> Exercise instructions: What you give back should match the entries below character for character.

> Supplied information:
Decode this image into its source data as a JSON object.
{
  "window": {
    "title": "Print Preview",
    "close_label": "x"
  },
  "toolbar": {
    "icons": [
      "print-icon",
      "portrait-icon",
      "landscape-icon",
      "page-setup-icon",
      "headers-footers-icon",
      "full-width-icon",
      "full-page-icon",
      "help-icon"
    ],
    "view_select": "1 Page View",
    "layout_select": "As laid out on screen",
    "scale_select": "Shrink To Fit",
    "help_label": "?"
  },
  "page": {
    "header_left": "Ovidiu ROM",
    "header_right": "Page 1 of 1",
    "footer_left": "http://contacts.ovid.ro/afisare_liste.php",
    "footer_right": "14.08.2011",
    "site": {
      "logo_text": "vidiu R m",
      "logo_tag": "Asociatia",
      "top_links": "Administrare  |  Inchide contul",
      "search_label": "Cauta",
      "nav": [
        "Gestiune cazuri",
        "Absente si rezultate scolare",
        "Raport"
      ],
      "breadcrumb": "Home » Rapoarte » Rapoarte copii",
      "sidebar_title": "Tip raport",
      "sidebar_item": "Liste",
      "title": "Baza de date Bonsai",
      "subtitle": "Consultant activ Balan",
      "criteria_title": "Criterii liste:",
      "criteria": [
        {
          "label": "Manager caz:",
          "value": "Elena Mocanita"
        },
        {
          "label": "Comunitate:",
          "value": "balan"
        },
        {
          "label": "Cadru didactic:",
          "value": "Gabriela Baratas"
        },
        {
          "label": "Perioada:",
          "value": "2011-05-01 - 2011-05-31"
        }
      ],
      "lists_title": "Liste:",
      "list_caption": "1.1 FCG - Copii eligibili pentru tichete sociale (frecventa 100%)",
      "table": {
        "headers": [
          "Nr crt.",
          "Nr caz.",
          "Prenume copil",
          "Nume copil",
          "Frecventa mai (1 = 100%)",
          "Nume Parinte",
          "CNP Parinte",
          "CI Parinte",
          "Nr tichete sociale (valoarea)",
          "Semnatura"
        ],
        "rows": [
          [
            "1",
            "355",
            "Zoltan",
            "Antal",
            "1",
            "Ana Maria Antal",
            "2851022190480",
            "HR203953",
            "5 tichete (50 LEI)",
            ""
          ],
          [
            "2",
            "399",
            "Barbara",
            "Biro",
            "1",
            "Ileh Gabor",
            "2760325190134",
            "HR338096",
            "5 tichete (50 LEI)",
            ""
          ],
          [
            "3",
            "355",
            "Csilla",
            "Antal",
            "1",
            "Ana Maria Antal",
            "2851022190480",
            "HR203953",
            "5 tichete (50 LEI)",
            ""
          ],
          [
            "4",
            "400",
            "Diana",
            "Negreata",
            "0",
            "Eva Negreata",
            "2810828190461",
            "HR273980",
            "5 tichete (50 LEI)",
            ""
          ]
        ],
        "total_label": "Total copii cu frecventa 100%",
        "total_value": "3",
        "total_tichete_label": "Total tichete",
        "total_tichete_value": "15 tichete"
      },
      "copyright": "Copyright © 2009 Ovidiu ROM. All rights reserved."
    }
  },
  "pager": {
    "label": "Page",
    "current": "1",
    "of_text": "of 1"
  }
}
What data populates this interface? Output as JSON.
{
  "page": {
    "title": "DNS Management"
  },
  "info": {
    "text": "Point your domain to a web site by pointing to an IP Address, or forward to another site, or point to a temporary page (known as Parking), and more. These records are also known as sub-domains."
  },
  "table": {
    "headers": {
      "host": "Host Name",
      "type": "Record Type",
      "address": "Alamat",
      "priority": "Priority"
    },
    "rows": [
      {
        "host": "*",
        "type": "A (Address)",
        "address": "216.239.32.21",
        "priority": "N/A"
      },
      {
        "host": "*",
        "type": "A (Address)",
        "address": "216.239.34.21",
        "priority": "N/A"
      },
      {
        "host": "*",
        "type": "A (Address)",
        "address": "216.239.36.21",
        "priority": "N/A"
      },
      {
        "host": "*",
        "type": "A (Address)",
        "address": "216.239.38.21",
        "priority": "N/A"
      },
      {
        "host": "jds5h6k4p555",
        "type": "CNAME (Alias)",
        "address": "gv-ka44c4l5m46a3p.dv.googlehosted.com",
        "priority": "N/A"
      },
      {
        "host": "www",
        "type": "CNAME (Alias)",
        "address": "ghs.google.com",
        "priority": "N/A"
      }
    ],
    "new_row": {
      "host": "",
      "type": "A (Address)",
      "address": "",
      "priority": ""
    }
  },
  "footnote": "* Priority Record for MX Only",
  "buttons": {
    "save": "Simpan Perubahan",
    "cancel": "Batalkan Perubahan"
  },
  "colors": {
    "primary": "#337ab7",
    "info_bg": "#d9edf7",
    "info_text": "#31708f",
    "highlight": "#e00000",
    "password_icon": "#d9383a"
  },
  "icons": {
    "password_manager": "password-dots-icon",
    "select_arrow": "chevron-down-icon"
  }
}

> Answer section:
Decode this image into its source data as a JSON object.
{
  "window": {
    "title": "Print Preview",
    "close_label": "x"
  },
  "toolbar": {
    "icons": [
      "print-icon",
      "portrait-icon",
      "landscape-icon",
      "page-setup-icon",
      "headers-footers-icon",
      "full-width-icon",
      "full-page-icon",
      "help-icon"
    ],
    "view_select": "1 Page View",
    "layout_select": "As laid out on screen",
    "scale_select": "Shrink To Fit",
    "help_label": "?"
  },
  "page": {
    "header_left": "Ovidiu ROM",
    "header_right": "Page 1 of 1",
    "footer_left": "http://contacts.ovid.ro/afisare_liste.php",
    "footer_right": "14.08.2011",
    "site": {
      "logo_text": "vidiu R m",
      "logo_tag": "Asociatia",
      "top_links": "Administrare  |  Inchide contul",
      "search_label": "Cauta",
      "nav": [
        "Gestiune cazuri",
        "Absente si rezultate scolare",
        "Raport"
      ],
      "breadcrumb": "Home » Rapoarte » Rapoarte copii",
      "sidebar_title": "Tip raport",
      "sidebar_item": "Liste",
      "title": "Baza de date Bonsai",
      "subtitle": "Consultant activ Balan",
      "criteria_title": "Criterii liste:",
      "criteria": [
        {
          "label": "Manager caz:",
          "value": "Elena Mocanita"
        },
        {
          "label": "Comunitate:",
          "value": "balan"
        },
        {
          "label": "Cadru didactic:",
          "value": "Gabriela Baratas"
        },
        {
          "label": "Perioada:",
          "value": "2011-05-01 - 2011-05-31"
        }
      ],
      "lists_title": "Liste:",
      "list_caption": "1.1 FCG - Copii eligibili pentru tichete sociale (frecventa 100%)",
      "table": {
        "headers": [
          "Nr crt.",
          "Nr caz.",
          "Prenume copil",
          "Nume copil",
          "Frecventa mai (1 = 100%)",
          "Nume Parinte",
          "CNP Parinte",
          "CI Parinte",
          "Nr tichete sociale (valoarea)",
          "Semnatura"
        ],
        "rows": [
          [
            "1",
            "355",
            "Zoltan",
            "Antal",
            "1",
            "Ana Maria Antal",
            "2851022190480",
            "HR203953",
            "5 tichete (50 LEI)",
            ""
          ],
          [
            "2",
            "399",
            "Barbara",
            "Biro",
            "1",
            "Ileh Gabor",
            "2760325190134",
            "HR338096",
            "5 tichete (50 LEI)",
            ""
          ],
          [
            "3",
            "355",
            "Csilla",
            "Antal",
            "1",
            "Ana Maria Antal",
            "2851022190480",
            "HR203953",
            "5 tichete (50 LEI)",
            ""
          ],
          [
            "4",
            "400",
            "Diana",
            "Negreata",
            "0",
            "Eva Negreata",
            "2810828190461",
            "HR273980",
            "5 tichete (50 LEI)",
            ""
          ]
        ],
        "total_label": "Total copii cu frecventa 100%",
        "total_value": "3",
        "total_tichete_label": "Total tichete",
        "total_tichete_value": "15 tichete"
      },
      "copyright": "Copyright © 2009 Ovidiu ROM. All rights reserved."
    }
  },
  "pager": {
    "label": "Page",
    "current": "1",
    "of_text": "of 1"
  }
}
What data populates this interface? Output as JSON.
{
  "page": {
    "title": "DNS Management"
  },
  "info": {
    "text": "Point your domain to a web site by pointing to an IP Address, or forward to another site, or point to a temporary page (known as Parking), and more. These records are also known as sub-domains."
  },
  "table": {
    "headers": {
      "host": "Host Name",
      "type": "Record Type",
      "address": "Alamat",
      "priority": "Priority"
    },
    "rows": [
      {
        "host": "*",
        "type": "A (Address)",
        "address": "216.239.32.21",
        "priority": "N/A"
      },
      {
        "host": "*",
        "type": "A (Address)",
        "address": "216.239.34.21",
        "priority": "N/A"
      },
      {
        "host": "*",
        "type": "A (Address)",
        "address": "216.239.36.21",
        "priority": "N/A"
      },
      {
        "host": "*",
        "type": "A (Address)",
        "address": "216.239.38.21",
        "priority": "N/A"
      },
      {
        "host": "jds5h6k4p555",
        "type": "CNAME (Alias)",
        "address": "gv-ka44c4l5m46a3p.dv.googlehosted.com",
        "priority": "N/A"
      },
      {
        "host": "www",
        "type": "CNAME (Alias)",
        "address": "ghs.google.com",
        "priority": "N/A"
      }
    ],
    "new_row": {
      "host": "",
      "type": "A (Address)",
      "address": "",
      "priority": ""
    }
  },
  "footnote": "* Priority Record for MX Only",
  "buttons": {
    "save": "Simpan Perubahan",
    "cancel": "Batalkan Perubahan"
  },
  "colors": {
    "primary": "#337ab7",
    "info_bg": "#d9edf7",
    "info_text": "#31708f",
    "highlight": "#e00000",
    "password_icon": "#d9383a"
  },
  "icons": {
    "password_manager": "password-dots-icon",
    "select_arrow": "chevron-down-icon"
  }
}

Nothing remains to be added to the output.